**Input for this task:**
━━━━━━━━━━━━━━━━━━━━

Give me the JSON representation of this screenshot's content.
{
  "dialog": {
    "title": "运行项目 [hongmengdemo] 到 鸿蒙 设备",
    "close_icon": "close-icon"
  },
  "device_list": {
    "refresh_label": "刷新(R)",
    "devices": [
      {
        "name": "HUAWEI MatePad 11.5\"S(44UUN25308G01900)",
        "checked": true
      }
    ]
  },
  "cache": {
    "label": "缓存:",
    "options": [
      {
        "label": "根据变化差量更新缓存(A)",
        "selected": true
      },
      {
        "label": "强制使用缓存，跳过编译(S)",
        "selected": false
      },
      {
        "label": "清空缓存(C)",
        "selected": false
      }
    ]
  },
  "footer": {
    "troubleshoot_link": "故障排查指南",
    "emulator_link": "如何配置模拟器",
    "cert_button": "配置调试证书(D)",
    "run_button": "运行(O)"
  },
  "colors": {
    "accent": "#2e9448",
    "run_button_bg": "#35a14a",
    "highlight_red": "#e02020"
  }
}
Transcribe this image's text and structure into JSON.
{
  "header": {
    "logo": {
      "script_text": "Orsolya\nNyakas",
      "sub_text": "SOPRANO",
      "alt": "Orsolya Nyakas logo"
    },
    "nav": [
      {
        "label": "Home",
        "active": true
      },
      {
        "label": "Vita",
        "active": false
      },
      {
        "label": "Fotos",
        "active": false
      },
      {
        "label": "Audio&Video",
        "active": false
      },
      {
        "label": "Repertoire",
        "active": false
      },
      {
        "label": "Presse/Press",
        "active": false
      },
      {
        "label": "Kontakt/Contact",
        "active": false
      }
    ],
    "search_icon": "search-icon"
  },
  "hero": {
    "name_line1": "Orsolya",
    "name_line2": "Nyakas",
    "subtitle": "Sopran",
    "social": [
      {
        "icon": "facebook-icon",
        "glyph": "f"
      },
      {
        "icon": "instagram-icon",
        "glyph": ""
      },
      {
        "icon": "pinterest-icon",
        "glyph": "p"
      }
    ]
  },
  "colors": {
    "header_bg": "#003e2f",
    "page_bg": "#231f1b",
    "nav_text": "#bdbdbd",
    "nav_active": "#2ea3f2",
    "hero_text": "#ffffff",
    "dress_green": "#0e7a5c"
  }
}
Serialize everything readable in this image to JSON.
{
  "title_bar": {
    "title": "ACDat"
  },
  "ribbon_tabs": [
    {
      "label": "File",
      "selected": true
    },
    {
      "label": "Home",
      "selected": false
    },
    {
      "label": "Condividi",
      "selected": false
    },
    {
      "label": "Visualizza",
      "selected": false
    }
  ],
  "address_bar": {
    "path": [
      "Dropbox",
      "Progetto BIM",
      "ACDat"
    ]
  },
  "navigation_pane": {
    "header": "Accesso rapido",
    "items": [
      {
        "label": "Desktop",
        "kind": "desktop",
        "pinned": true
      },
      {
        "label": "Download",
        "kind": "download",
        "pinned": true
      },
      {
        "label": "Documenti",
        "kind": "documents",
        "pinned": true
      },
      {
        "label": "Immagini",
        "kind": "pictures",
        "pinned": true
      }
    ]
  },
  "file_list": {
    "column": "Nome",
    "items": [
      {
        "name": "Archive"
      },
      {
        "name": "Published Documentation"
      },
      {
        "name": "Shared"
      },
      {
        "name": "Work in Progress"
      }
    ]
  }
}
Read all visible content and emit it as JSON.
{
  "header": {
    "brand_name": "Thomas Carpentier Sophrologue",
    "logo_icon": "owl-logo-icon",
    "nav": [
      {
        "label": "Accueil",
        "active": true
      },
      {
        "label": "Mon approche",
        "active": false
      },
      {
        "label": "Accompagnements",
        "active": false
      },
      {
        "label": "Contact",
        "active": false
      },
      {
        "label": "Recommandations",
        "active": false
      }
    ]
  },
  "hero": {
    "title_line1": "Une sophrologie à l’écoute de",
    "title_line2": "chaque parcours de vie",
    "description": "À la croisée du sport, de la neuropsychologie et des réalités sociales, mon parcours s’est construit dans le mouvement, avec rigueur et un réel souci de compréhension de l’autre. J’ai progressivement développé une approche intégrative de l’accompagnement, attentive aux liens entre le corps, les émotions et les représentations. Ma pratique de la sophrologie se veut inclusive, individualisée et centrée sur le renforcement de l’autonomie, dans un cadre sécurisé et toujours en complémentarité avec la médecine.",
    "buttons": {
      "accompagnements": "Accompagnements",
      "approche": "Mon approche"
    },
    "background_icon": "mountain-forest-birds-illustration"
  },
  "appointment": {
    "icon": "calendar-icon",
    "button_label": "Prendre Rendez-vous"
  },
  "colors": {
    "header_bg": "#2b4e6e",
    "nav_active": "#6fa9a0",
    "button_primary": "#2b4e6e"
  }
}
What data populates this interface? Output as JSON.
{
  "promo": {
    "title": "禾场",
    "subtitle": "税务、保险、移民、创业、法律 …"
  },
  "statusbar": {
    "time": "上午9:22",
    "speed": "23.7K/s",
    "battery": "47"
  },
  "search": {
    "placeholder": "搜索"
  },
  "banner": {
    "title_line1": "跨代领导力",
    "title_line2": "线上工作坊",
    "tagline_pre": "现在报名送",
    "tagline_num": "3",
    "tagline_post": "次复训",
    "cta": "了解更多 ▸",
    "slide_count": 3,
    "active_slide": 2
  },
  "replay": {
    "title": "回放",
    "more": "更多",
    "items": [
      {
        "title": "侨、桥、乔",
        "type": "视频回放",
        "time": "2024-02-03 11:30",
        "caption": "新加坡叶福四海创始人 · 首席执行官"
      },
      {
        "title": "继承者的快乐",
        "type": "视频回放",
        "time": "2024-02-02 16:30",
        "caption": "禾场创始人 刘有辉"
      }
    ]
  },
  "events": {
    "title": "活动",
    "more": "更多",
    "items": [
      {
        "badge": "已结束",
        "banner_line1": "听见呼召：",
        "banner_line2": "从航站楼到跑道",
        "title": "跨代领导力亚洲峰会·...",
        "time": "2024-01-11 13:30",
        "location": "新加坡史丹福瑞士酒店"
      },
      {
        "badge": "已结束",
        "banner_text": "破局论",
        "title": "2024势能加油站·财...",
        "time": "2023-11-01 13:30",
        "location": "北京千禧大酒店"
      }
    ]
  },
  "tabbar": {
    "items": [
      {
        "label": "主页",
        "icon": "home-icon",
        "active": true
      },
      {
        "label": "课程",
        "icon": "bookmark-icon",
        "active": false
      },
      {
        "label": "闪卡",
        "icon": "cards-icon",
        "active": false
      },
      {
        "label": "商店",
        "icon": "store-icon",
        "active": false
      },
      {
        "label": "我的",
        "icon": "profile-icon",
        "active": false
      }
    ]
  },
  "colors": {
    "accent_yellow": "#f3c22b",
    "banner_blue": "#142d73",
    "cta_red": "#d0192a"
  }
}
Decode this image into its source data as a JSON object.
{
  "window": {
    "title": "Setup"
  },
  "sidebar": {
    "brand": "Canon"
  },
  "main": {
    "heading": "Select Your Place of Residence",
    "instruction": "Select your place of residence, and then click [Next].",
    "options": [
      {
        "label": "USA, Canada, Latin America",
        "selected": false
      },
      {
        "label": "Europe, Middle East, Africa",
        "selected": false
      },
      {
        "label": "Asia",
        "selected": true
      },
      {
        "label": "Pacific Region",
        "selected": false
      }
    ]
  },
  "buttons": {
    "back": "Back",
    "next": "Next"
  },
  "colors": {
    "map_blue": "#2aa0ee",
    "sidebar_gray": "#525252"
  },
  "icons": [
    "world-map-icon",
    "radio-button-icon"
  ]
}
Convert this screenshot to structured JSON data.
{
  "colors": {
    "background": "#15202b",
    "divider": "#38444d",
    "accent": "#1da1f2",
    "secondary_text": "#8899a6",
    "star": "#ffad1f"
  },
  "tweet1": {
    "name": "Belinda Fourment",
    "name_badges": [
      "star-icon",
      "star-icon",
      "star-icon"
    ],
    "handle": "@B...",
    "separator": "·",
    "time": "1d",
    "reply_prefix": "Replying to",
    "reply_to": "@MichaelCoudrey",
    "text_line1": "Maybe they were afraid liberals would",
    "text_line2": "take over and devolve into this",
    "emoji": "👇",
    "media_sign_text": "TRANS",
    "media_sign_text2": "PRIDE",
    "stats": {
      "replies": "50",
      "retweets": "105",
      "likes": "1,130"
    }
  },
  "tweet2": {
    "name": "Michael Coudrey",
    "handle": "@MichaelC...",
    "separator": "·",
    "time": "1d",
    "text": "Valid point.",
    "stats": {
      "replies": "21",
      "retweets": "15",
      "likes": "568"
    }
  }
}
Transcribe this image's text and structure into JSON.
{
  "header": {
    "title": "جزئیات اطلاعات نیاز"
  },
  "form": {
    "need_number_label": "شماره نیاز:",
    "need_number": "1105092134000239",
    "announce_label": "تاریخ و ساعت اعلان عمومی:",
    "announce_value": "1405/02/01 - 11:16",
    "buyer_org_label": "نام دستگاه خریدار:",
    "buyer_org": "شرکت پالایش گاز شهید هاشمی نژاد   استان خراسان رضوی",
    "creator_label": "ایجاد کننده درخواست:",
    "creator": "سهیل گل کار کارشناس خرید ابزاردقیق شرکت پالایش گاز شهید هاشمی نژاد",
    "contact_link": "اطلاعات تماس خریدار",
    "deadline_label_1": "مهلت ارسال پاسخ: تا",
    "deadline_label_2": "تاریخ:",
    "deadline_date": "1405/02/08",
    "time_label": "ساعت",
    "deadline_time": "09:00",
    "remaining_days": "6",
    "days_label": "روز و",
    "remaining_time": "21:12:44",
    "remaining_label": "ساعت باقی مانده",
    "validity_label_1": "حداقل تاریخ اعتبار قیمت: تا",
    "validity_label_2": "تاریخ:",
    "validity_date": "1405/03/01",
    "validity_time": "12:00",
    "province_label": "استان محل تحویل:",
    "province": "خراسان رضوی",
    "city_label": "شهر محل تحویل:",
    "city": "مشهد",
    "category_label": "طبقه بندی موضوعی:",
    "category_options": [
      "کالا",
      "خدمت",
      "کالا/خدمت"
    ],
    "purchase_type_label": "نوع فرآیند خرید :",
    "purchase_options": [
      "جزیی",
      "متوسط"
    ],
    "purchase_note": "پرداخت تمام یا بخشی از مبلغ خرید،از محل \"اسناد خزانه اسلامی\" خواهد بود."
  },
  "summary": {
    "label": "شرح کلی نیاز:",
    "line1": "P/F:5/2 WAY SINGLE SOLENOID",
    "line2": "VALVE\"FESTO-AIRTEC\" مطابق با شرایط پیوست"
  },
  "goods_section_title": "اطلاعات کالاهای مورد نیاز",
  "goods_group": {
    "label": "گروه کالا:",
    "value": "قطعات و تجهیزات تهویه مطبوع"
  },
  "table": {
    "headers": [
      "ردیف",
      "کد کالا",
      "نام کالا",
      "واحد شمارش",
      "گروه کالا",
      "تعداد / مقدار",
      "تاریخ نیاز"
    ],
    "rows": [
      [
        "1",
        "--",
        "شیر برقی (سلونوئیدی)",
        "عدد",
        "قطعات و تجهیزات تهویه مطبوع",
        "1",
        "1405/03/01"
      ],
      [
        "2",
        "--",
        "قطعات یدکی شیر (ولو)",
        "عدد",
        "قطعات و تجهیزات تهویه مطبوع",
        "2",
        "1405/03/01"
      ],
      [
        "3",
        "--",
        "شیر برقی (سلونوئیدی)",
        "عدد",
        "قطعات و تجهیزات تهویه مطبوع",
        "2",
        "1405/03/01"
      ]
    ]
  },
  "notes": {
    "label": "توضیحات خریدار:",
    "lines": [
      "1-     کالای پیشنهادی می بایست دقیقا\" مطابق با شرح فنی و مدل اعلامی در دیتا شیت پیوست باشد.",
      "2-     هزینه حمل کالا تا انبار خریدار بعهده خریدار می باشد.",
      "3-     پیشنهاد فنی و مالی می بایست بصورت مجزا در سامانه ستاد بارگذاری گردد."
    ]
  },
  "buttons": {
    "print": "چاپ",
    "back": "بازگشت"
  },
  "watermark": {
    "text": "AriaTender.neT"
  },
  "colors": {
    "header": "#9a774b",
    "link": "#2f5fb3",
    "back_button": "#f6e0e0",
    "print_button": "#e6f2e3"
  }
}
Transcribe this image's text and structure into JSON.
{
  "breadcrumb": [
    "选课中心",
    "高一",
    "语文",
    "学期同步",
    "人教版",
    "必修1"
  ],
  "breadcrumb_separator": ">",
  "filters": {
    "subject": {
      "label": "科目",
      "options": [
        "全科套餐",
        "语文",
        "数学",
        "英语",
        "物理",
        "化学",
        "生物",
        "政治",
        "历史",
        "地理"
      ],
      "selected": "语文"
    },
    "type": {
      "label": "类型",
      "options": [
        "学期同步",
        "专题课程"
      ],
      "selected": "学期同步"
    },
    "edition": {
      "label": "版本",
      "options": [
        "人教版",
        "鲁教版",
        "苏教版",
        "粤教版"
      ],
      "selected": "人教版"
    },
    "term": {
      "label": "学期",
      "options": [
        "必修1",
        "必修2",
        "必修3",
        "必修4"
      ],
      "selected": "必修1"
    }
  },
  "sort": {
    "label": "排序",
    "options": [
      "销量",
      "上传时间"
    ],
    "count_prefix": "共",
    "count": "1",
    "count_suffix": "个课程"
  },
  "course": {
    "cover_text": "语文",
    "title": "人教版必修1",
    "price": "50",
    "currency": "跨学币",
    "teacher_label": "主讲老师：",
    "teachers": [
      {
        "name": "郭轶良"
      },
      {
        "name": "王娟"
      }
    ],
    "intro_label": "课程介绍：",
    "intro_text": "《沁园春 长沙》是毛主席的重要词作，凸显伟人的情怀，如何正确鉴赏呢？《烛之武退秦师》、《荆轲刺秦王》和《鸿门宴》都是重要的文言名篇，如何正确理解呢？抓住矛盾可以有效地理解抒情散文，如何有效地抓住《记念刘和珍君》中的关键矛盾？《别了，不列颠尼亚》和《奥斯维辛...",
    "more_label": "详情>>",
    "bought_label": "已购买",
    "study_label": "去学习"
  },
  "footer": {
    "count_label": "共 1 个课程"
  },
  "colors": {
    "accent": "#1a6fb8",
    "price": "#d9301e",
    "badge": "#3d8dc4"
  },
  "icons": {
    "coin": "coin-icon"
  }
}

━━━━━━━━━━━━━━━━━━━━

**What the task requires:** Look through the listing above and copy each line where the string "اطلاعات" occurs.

**Answer to this task:**
    "title": "جزئیات اطلاعات نیاز"
    "contact_link": "اطلاعات تماس خریدار",
  "goods_section_title": "اطلاعات کالاهای مورد نیاز",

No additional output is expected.